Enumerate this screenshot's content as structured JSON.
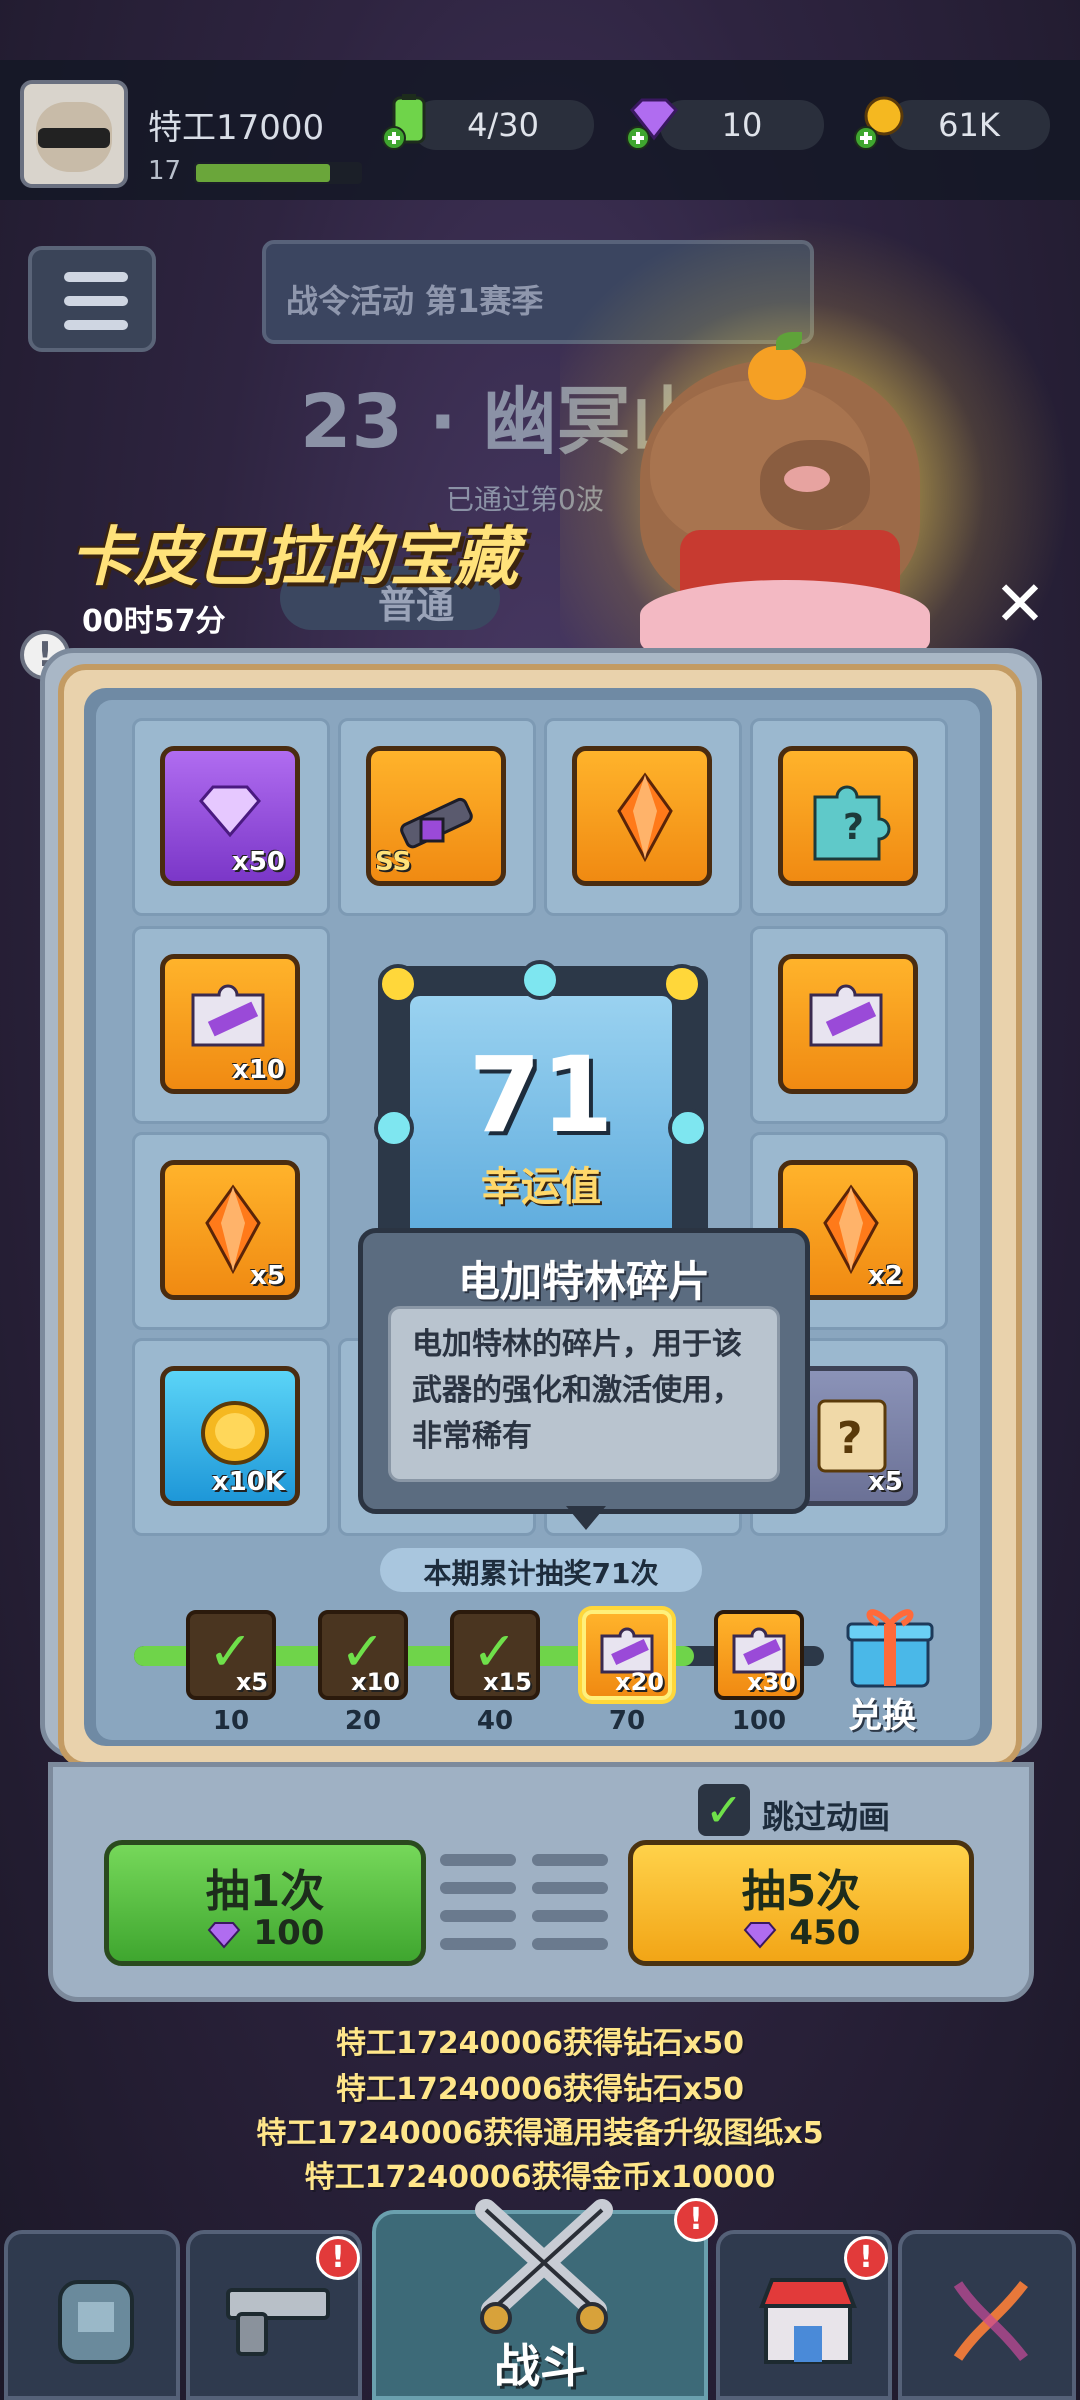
{
  "player": {
    "name": "特工17000",
    "level": "17",
    "xp_fraction": 0.82
  },
  "resources": [
    {
      "name": "energy",
      "icon": "battery-icon",
      "value": "4/30"
    },
    {
      "name": "gems",
      "icon": "gem-icon",
      "value": "10"
    },
    {
      "name": "gold",
      "icon": "coin-icon",
      "value": "61K"
    }
  ],
  "background": {
    "season_banner": "战令活动 第1赛季",
    "stage_title": "23 · 幽冥山谷",
    "stage_sub": "已通过第0波",
    "mode": "普通"
  },
  "event": {
    "title": "卡皮巴拉的宝藏",
    "timer": "00时57分",
    "close": "✕",
    "info": "!"
  },
  "grid_items": [
    {
      "qty": "x50",
      "kind": "purple-gem"
    },
    {
      "qty": "",
      "kind": "weapon-ss",
      "tag": "SS"
    },
    {
      "qty": "",
      "kind": "orange-gem"
    },
    {
      "qty": "",
      "kind": "mystery-puzzle"
    },
    {
      "qty": "x10",
      "kind": "gatling-fragment"
    },
    {
      "qty": "",
      "kind": "gatling-fragment"
    },
    {
      "qty": "x5",
      "kind": "orange-gem"
    },
    {
      "qty": "x2",
      "kind": "orange-gem"
    },
    {
      "qty": "x10K",
      "kind": "coin"
    },
    {
      "qty": "x5",
      "kind": "mystery-scroll"
    }
  ],
  "luck": {
    "value": "71",
    "label": "幸运值"
  },
  "tooltip": {
    "title": "电加特林碎片",
    "description": "电加特林的碎片，用于该武器的强化和激活使用，非常稀有"
  },
  "progress": {
    "total_draws_text": "本期累计抽奖71次",
    "milestones": [
      {
        "threshold": "10",
        "mult": "x5",
        "state": "claimed"
      },
      {
        "threshold": "20",
        "mult": "x10",
        "state": "claimed"
      },
      {
        "threshold": "40",
        "mult": "x15",
        "state": "claimed"
      },
      {
        "threshold": "70",
        "mult": "x20",
        "state": "active"
      },
      {
        "threshold": "100",
        "mult": "x30",
        "state": "locked"
      }
    ],
    "exchange_label": "兑换"
  },
  "controls": {
    "skip_label": "跳过动画",
    "skip_checked": true,
    "draw1_label": "抽1次",
    "draw1_cost": "100",
    "draw5_label": "抽5次",
    "draw5_cost": "450"
  },
  "feed": [
    "特工17240006获得钻石x50",
    "特工17240006获得钻石x50",
    "特工17240006获得通用装备升级图纸x5",
    "特工17240006获得金币x10000"
  ],
  "nav": {
    "battle_label": "战斗",
    "badge": "!"
  },
  "colors": {
    "accent_gold": "#ffe27a",
    "green": "#3fa62f",
    "yellow": "#f2a516",
    "badge_red": "#e23a3a"
  }
}
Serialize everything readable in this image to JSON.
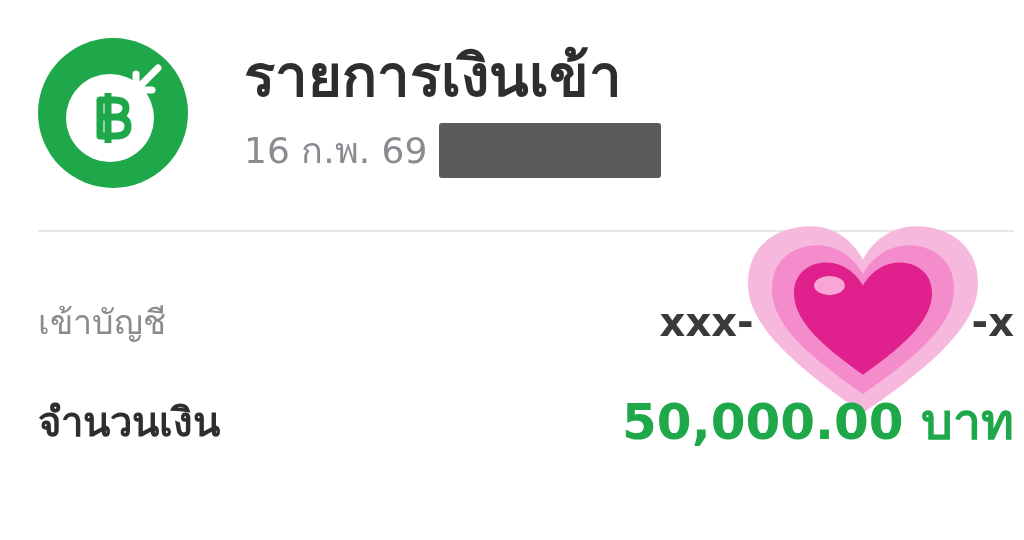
{
  "header": {
    "title": "รายการเงินเข้า",
    "date": "16 ก.พ. 69",
    "redacted": true
  },
  "rows": [
    {
      "kind": "account",
      "label": "เข้าบัญชี",
      "value_start": "xxx-",
      "value_end": "-x",
      "sticker": true
    },
    {
      "kind": "amount",
      "label": "จำนวนเงิน",
      "value": "50,000.00 บาท"
    }
  ]
}
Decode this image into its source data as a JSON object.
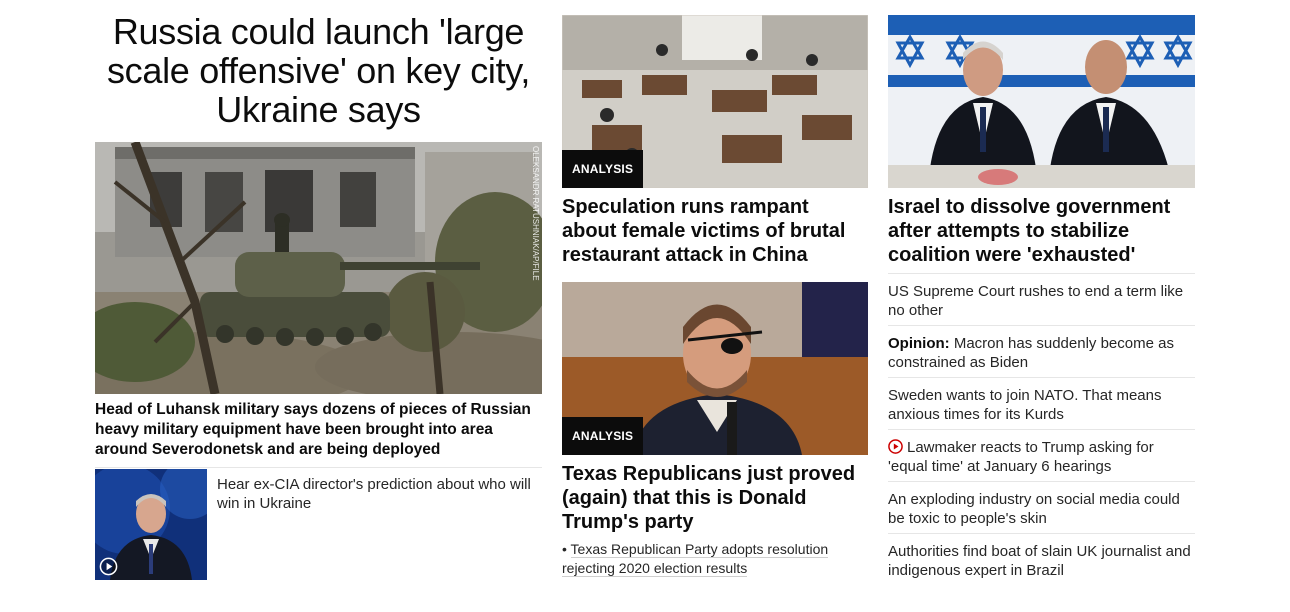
{
  "lead": {
    "headline": "Russia could launch 'large scale offensive' on key city, Ukraine says",
    "photo_credit": "OLEKSANDR RATUSHNIAK/AP/FILE",
    "description": "Head of Luhansk military says dozens of pieces of Russian heavy military equipment have been brought into area around Severodonetsk and are being deployed",
    "video_link": "Hear ex-CIA director's prediction about who will win in Ukraine",
    "icons": {
      "video": "play-circle-icon"
    }
  },
  "middle": {
    "card1": {
      "badge": "ANALYSIS",
      "title": "Speculation runs rampant about female victims of brutal restaurant attack in China"
    },
    "card2": {
      "badge": "ANALYSIS",
      "title": "Texas Republicans just proved (again) that this is Donald Trump's party",
      "related": "Texas Republican Party adopts resolution rejecting 2020 election results"
    }
  },
  "right": {
    "top_title": "Israel to dissolve government after attempts to stabilize coalition were 'exhausted'",
    "items": [
      {
        "prefix": "",
        "text": "US Supreme Court rushes to end a term like no other",
        "video": false
      },
      {
        "prefix": "Opinion:",
        "text": "Macron has suddenly become as constrained as Biden",
        "video": false
      },
      {
        "prefix": "",
        "text": "Sweden wants to join NATO. That means anxious times for its Kurds",
        "video": false
      },
      {
        "prefix": "",
        "text": "Lawmaker reacts to Trump asking for 'equal time' at January 6 hearings",
        "video": true
      },
      {
        "prefix": "",
        "text": "An exploding industry on social media could be toxic to people's skin",
        "video": false
      },
      {
        "prefix": "",
        "text": "Authorities find boat of slain UK journalist and indigenous expert in Brazil",
        "video": false
      }
    ]
  },
  "colors": {
    "text": "#0c0c0c",
    "badge_bg": "#0c0c0c",
    "video_red": "#cc0000",
    "divider": "#e6e6e6"
  }
}
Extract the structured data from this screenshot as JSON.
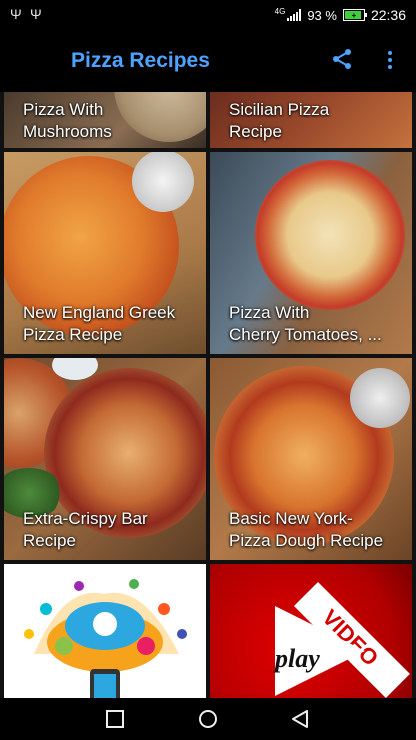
{
  "status": {
    "battery": "93 %",
    "time": "22:36",
    "network": "4G"
  },
  "app": {
    "title": "Pizza Recipes"
  },
  "recipes": [
    {
      "title": "Pizza With Mushrooms",
      "line1": "Pizza With",
      "line2": "Mushrooms"
    },
    {
      "title": "Sicilian Pizza Recipe",
      "line1": "Sicilian Pizza",
      "line2": "Recipe"
    },
    {
      "title": "New England Greek Pizza Recipe",
      "line1": "New England Greek",
      "line2": "Pizza Recipe"
    },
    {
      "title": "Pizza With Cherry Tomatoes, ...",
      "line1": "Pizza With",
      "line2": "Cherry Tomatoes, ..."
    },
    {
      "title": "Extra-Crispy Bar Recipe",
      "line1": "Extra-Crispy Bar",
      "line2": "Recipe"
    },
    {
      "title": "Basic New York-Pizza Dough Recipe",
      "line1": "Basic New York-",
      "line2": "Pizza Dough Recipe"
    }
  ],
  "promos": {
    "video_badge": "VIDEO",
    "play_label": "play"
  },
  "icons": [
    "usb-icon",
    "signal-icon",
    "battery-icon",
    "share-icon",
    "more-vert-icon",
    "recent-apps-icon",
    "home-icon",
    "back-icon"
  ],
  "colors": {
    "title": "#4da3ff",
    "status_bar": "#000000",
    "app_bar": "#000000",
    "battery_fill": "#3bd13b",
    "video_red": "#d40000"
  }
}
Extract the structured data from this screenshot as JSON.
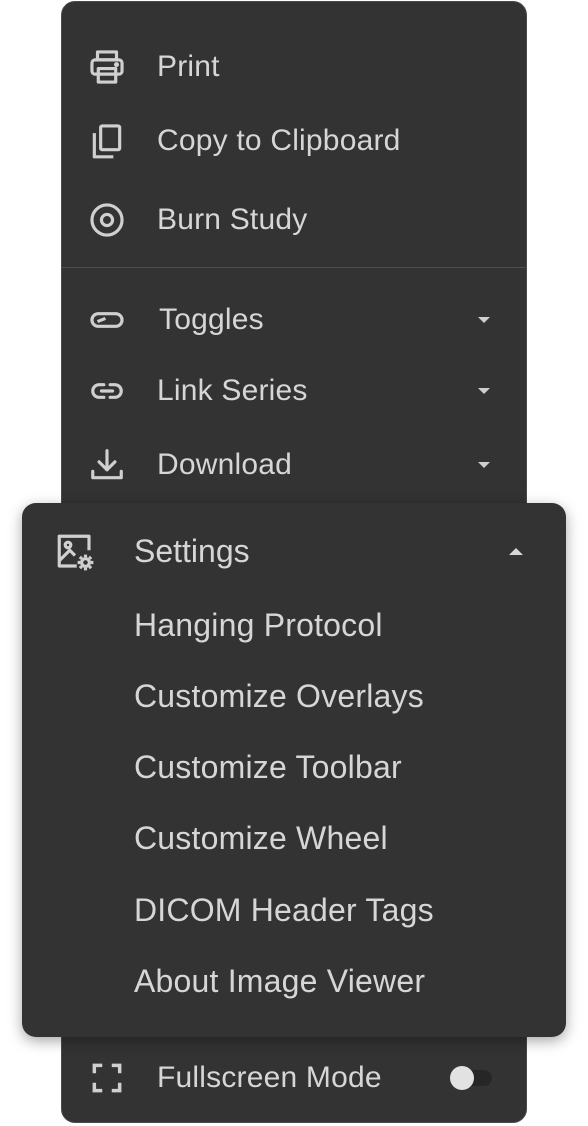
{
  "menu": {
    "items": [
      {
        "label": "Print",
        "icon": "printer-icon"
      },
      {
        "label": "Copy to Clipboard",
        "icon": "copy-icon"
      },
      {
        "label": "Burn Study",
        "icon": "disc-icon"
      },
      {
        "label": "Toggles",
        "icon": "toggle-icon"
      },
      {
        "label": "Link Series",
        "icon": "link-icon"
      },
      {
        "label": "Download",
        "icon": "download-icon"
      }
    ],
    "fullscreen": {
      "label": "Fullscreen Mode",
      "icon": "fullscreen-icon",
      "enabled": false
    }
  },
  "settings": {
    "label": "Settings",
    "icon": "image-settings-icon",
    "items": [
      "Hanging Protocol",
      "Customize Overlays",
      "Customize Toolbar",
      "Customize Wheel",
      "DICOM Header Tags",
      "About Image Viewer"
    ]
  }
}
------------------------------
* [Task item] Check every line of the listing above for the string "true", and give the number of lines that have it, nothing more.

* [Solution] 4